  • Population Handbook, 5th edition (PDF: 380KB)
  • Population: A Lively Introduction, 3rd edition (PDF: 260KB) , pp. 23-28.
  1. Provide each student with a copy of the "Age-Sex Graph" handout, colored pencils, and the age-sex data table. Also transfer a copy of the graph to a transparency for use as a demonstration.
  2. Explain that the raw population numbers need to be converted to percents before beginning to construct a pyramid. This can be done using a calculator or using a spreadsheet, such as MS Excel. [Divide the population of each cohort by the total population of the country to determine what percent of the total population is in each cohort.]
  3. Using the graph transparency, demonstrate how to transfer the data (%) for the first pyramid by drawing the bar for the first male cohort (0-4 years) to the left, and for the first female cohort (0-4 years) to the right. Have students proceed on their own, completing pyramids for both country A and country B.
  4. When students have completed both pyramids, lead a discussion of the similarities and differences in the shapes of the two pyramids. Based on the readings noted above, what inferences can be drawn about social and economic circumstances in each country? What might be some reasons for the differences in the two pyramids?

Part Two: How Do You Interpret Age-Sex Graphs?

Materials Needed


In this activity students will analyze demographic data for selected countries of the world. They will also construct population pyramids and speculate on differences in the quality of life in these countries.

  1. Assign students (or pairs of students, depending on class size) one country from the list below. Direct students to locate the most current age-sex data for their assigned country.
    Column A
    Column B
    Argentina Bangladesh
    France Brazil
    Germany Egypt
    Israel Ethiopia
    Japan Indonesia
    New Zealand Thailand
    Russia Turkey
    United Kingdom Vietnam

    Open the U.S. Census Bureau "International Database," available at:

    Choose "Summary Demographic Data."

    Select the assigned country from the country list. Then "Submit Query."

    Print or copy the data for the country. [Note: Disregard pyramids that appear on the Census IDB site. These are based on absolute numbers and are not appropriate for use in this activity.]

    Use the Census Bureau website to complete the chart below for the assigned country.

    Country: ____________________________________

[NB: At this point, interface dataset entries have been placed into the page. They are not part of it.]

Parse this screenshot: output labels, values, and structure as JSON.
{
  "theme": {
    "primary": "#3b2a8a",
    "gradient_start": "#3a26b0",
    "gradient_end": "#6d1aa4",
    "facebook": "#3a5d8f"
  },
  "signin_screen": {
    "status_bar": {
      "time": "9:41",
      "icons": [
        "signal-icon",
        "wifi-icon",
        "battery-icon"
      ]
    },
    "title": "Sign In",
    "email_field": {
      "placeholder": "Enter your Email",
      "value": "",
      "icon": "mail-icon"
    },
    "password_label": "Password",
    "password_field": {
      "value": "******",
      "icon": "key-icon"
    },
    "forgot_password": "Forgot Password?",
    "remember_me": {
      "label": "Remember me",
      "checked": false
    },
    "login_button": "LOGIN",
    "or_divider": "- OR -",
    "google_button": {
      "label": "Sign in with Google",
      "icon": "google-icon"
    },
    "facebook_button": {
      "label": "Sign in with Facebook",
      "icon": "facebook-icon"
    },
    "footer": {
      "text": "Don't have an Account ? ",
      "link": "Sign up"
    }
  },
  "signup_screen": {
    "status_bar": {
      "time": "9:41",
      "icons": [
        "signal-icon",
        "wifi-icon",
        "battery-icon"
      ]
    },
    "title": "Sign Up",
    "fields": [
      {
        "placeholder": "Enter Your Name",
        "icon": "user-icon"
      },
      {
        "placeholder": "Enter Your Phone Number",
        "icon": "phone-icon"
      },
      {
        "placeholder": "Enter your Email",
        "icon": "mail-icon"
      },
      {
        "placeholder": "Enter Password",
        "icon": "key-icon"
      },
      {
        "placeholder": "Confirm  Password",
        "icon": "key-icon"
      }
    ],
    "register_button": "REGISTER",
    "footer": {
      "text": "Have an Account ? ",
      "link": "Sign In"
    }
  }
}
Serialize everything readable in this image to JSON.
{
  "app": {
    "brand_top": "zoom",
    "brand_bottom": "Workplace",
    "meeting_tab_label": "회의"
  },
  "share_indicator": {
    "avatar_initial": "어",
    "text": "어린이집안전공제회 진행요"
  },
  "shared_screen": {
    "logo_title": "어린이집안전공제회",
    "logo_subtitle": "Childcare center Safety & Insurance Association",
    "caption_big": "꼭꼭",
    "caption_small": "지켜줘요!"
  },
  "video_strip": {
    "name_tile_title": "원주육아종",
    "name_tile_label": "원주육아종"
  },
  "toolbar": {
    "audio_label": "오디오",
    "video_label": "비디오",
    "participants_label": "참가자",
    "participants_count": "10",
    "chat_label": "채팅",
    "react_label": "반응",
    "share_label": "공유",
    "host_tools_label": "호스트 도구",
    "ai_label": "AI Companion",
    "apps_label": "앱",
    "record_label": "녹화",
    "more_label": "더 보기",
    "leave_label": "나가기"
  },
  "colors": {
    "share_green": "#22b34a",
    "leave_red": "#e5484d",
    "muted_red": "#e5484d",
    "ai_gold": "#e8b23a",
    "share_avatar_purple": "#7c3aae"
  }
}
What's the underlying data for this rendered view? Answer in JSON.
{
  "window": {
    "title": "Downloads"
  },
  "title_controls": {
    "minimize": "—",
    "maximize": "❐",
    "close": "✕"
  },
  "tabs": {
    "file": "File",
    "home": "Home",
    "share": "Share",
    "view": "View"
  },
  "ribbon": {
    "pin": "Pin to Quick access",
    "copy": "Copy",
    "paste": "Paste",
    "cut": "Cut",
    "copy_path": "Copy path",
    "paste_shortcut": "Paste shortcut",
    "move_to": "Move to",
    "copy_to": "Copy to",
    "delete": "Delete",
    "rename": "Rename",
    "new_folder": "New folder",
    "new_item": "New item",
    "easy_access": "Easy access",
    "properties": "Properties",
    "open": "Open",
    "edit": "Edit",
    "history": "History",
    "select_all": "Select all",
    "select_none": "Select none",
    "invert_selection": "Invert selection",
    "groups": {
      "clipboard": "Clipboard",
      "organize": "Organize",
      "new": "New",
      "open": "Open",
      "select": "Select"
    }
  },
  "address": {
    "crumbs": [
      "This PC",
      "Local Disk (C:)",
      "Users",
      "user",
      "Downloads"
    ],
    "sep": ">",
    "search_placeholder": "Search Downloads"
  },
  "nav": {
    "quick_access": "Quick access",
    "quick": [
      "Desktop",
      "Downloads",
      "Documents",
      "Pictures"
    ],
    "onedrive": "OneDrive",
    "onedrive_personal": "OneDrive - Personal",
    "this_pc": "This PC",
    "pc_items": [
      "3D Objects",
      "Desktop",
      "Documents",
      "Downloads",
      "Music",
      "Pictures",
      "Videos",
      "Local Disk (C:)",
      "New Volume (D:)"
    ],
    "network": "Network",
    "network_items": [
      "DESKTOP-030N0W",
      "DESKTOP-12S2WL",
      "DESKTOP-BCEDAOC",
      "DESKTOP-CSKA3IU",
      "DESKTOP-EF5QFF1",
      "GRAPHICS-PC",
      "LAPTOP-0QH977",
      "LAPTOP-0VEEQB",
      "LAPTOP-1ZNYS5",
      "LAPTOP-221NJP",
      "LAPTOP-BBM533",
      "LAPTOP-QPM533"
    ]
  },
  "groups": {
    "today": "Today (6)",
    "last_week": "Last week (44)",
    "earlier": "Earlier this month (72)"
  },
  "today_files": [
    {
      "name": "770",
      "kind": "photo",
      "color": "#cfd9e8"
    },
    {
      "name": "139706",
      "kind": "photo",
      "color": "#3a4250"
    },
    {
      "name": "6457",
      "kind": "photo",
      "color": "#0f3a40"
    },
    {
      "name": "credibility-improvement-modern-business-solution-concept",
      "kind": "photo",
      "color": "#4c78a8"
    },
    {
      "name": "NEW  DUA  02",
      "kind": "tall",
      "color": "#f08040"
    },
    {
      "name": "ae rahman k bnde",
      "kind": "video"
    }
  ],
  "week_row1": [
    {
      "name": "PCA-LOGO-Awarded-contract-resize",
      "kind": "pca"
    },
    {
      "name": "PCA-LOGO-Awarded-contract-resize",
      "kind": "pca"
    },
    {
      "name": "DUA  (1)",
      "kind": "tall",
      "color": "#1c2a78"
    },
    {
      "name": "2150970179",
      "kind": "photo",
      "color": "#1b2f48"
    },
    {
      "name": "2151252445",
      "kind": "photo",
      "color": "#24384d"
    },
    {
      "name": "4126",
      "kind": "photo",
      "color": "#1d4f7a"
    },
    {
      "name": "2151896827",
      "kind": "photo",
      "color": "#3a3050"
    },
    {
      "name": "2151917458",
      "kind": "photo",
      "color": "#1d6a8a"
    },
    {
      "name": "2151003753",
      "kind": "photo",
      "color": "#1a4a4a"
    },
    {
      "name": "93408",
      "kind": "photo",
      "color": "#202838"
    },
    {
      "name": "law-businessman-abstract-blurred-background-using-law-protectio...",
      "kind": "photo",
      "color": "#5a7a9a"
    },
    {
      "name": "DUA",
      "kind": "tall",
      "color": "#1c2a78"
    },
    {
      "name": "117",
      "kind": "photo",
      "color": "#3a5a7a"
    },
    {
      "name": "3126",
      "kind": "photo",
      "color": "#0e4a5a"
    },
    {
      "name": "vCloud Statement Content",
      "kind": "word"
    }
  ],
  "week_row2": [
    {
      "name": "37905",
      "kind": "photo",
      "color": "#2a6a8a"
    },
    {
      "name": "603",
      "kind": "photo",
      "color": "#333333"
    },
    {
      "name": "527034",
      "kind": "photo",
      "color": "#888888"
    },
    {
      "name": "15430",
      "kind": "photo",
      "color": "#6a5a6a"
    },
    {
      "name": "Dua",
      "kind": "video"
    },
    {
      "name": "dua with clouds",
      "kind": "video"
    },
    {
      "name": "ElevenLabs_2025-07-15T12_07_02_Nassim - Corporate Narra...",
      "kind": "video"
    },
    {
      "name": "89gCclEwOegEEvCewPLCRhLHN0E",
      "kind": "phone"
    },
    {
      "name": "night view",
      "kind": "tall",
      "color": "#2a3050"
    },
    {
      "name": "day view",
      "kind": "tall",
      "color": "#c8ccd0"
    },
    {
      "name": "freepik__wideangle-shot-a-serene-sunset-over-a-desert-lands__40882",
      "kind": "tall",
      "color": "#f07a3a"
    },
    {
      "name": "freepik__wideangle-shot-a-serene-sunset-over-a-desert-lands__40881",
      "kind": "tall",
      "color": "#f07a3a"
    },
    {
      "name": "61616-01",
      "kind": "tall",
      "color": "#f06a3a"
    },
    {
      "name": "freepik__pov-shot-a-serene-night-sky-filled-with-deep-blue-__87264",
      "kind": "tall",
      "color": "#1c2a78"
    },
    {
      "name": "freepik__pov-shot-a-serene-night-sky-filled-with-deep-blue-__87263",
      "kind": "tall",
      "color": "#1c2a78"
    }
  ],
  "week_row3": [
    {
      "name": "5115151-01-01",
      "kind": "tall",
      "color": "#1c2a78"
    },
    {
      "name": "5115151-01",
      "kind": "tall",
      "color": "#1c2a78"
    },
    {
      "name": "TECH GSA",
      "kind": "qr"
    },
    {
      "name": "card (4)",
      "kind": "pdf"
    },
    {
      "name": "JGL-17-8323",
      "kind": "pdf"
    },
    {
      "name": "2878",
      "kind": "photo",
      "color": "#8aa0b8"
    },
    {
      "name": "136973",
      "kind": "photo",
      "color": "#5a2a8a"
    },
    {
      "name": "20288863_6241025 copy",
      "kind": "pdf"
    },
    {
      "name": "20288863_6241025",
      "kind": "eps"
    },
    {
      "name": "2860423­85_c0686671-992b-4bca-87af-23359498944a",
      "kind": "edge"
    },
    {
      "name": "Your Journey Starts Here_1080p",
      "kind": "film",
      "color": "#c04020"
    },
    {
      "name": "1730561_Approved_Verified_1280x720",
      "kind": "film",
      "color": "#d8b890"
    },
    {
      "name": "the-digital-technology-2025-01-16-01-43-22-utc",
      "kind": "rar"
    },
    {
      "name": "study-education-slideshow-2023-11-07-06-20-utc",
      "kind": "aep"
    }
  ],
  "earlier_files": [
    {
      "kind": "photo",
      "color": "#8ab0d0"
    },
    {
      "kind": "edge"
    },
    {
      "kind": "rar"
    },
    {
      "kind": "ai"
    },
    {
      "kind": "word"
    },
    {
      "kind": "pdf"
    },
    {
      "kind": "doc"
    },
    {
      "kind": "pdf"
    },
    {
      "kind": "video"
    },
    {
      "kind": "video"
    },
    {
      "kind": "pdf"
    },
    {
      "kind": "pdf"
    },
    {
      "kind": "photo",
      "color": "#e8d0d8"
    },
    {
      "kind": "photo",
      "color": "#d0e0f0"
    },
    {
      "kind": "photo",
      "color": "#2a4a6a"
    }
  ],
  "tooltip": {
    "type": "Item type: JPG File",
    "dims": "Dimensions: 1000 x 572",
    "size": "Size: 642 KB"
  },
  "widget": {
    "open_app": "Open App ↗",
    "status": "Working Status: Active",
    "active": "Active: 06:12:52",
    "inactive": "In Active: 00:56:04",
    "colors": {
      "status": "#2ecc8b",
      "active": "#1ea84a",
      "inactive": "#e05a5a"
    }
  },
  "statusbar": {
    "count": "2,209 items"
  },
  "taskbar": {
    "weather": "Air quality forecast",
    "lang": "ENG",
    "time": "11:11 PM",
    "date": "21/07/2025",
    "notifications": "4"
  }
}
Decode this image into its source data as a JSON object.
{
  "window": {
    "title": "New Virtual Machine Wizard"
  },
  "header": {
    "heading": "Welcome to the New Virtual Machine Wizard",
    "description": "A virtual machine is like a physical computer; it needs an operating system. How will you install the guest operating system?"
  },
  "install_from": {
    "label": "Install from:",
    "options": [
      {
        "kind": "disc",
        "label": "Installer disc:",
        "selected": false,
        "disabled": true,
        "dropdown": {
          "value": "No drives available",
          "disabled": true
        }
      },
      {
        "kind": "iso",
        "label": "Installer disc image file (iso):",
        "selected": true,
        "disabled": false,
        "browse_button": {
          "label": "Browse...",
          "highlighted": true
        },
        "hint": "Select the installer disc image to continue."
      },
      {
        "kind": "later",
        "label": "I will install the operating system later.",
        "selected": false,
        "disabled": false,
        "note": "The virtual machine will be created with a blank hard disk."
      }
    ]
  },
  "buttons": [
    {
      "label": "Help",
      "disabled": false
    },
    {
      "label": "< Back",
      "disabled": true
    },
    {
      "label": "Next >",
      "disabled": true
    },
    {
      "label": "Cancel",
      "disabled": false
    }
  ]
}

    Demographic Variable
    Birth Rate (per 1,000)  
    Death Rate (per 1,000)  
    Natural Increase (%)  
    Infant Mortality Rate (per 1,000 live births)  
    Total Fertility Rate  
    Population <15 yrs. (%)/>65 yrs. (%)  
    Life Expectancy at Birth (male/female)  
    Urban Population (%)  
    GNP/capita (U.S.$)  
    1. Construct a pyramid for the assigned country either manually using a copy of the graph template, or by following the steps for pyramid construction using MS Excel (see  instructions provided under Materials Needed).
    2. Compare the demographic variables and the pyramid for the country. How does the pyramid reflect the variables? [for example, how is Birth Rate reflected in the base of the pyramid?]
    3. Characterize the level of development in the country—high, medium, low? Use two specific examples from the table and pyramid to support the decision about level of development.
    4. Have students with pyramids in the "a" group compare their pyramid with a pyramid from the "b" group. Have them also compare the demographic variables for both countries. What generalizations can be made concerning demographic indicators and level of development? [for example, if the birth rate is high, then the level of development is...] Encourage students to form at least three generalizations that are supported by the pyramids and data charts.
    5. Lead a class discussion on the use of population data and graphs as tools for analysis of population structure and composition. Describe the age/gender patterns you observe. Discuss the implications of the patterns. Think about the kinds of problems that could occur because of the differences in lifestyle and community priorities for different age groups in each location. Identify some investments (stores, entertainment, etc.) that might do well or some social programs (child care, education, medicine, etc.) that might be required in places with these populations.